Since Max’s death, two other Quinsonnaises of note to me have died—Annie Lartigaut, a talented artist from whose daughter I bought some paintings, sketchbooks, and art supplies, and who had the coolest art studio in the area, housed in a turret across from the church; and another woman whom I wish I had tried harder to get to know better — Hélène Bottet (pronounced “beauté”— “beauty” in French, appropriately enough). Hélène was well into her 90s and so very fragile when last we saw her a few months before she died—skin so thin as to be translucent, reliant on a full-time nurse for pretty much everything, but still quite intact mentally. (Note to self: Also Sabine, Nellie)

Not long after we began living in the center of the village, Hélène invited Mr Mo and me to her place for tea, and she told us about her father’s having hobnobbed with some of the pre-war jazz greats. Her house on Place de la Paix (what we saw of it) was filled with interesting art and mementos. The house still looks lived in (shutters are open and all). Her alcoholic and abusive son—and I say this knowledgeably—could scarcely wait for her to die, and barring that, was pressuring her to move into a rest home, wanting to get his hands on whatever he could of her estate even while she was alive. One warm evening I was passing Hélène’s place; the windows were open and I could hear the son’s absolutely vile invective directed at his mother. It was so awful and so upsetting that I ended up asking the president of the village social club what I could do about it, what could be done about it. She knew the sad story and suggested that I call the mayor, who as mayor has constabulary powers — in short, he’s the lone cop here. So I did.

“Bref,” there was nothing Monsieur le Maire could do about the son’s abusive behavior (which he knew all about, as it had been going on for many years), because his mother would not press charges, would not protect herself. The best he could do (and hopefully did do, though a huge and hopeless sigh accompanied his words) was to talk to the son yet again.

At least Hélène’s granddaughter seemed like a good soul. Mr Mo and I were too late for the funeral but went up to the cemetery to see where Hélène’s remains had been laid (more like… inserted horizontally into a crypt), and then went back to the church. The granddaughter was there and we told her about her grandmother’s kindness, and expressed the hope that Hélène had written down at least some of her life story. Alas, this does not seem to be the case. Yet another set of stories lost, all the more so when those who knew her also pass on.

Finally, given how long it’s been since I last published any writing at all, I want to close by mentioning that my dad died the end of August 2020, not of Covid, but of congestive heart failure.

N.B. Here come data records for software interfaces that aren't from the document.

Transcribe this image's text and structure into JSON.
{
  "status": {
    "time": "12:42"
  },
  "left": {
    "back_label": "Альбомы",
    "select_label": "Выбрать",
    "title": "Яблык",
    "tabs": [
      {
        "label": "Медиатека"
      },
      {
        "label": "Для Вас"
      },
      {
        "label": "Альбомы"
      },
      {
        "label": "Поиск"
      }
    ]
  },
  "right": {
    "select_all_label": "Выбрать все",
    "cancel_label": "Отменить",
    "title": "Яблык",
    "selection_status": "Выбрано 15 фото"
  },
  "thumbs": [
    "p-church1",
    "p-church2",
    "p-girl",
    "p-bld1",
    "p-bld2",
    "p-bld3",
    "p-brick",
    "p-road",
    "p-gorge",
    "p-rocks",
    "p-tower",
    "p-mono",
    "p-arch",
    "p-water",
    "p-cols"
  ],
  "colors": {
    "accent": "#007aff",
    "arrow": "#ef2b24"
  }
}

He was mentally intact right up until the end and when I’d said goodbye to him in mid-March 2020 — heading off to the Las Vegas airport to catch the last flight to Frankfurt before the borders closed — I knew I wasn’t going to see him again. The last three or so months of his life were pretty unpleasant for him and those around him, and my siblings all took turns helping Mom take care of keeping him cleaned up and so on. I couldn’t go to the funeral, but at Mom’s request wrote his eulogy and recorded it for the funeral. 

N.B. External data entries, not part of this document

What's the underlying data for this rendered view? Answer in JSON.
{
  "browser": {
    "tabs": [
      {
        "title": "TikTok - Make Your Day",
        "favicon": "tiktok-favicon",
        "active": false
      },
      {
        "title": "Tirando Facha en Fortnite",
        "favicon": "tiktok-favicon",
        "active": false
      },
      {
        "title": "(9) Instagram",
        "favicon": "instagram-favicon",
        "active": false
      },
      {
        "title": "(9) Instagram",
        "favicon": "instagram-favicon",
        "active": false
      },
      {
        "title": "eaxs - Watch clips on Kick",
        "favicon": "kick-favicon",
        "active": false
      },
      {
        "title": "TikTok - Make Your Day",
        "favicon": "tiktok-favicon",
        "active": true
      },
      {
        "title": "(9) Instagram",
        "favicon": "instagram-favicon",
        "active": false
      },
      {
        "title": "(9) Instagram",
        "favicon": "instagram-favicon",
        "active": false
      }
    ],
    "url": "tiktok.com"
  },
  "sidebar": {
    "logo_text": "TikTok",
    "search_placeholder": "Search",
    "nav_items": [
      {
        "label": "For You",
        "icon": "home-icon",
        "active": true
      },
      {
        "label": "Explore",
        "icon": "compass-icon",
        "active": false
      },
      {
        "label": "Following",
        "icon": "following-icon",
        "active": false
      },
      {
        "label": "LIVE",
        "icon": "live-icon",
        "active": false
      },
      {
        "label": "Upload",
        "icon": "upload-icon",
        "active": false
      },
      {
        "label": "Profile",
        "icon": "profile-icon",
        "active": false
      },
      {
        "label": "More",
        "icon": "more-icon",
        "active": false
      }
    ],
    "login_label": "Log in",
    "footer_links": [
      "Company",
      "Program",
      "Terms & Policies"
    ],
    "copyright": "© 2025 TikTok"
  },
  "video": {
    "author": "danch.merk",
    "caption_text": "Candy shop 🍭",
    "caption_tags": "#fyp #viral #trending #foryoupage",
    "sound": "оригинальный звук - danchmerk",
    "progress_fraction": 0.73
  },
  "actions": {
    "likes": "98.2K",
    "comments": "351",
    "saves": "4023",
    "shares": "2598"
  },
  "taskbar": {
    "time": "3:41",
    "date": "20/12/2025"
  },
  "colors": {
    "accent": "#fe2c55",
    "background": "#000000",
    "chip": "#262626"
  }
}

Mr Mo and I have also sat shiva with our dear friends who in 2020 lost their oldest daughter early on during the pandemic, and then their son-in-law to cancer early in 2021. I hope not to be forced to remain at a such a distance should Covid or other causes wreak havoc in the lives of other loved ones. So yes, here’s hoping that the latest variant peaks quickly and is not followed by yet another so that 2022 will end up resembling more 2019 than 2020/21. (Let’s not get into politics and climate and all just yet. Sigh.)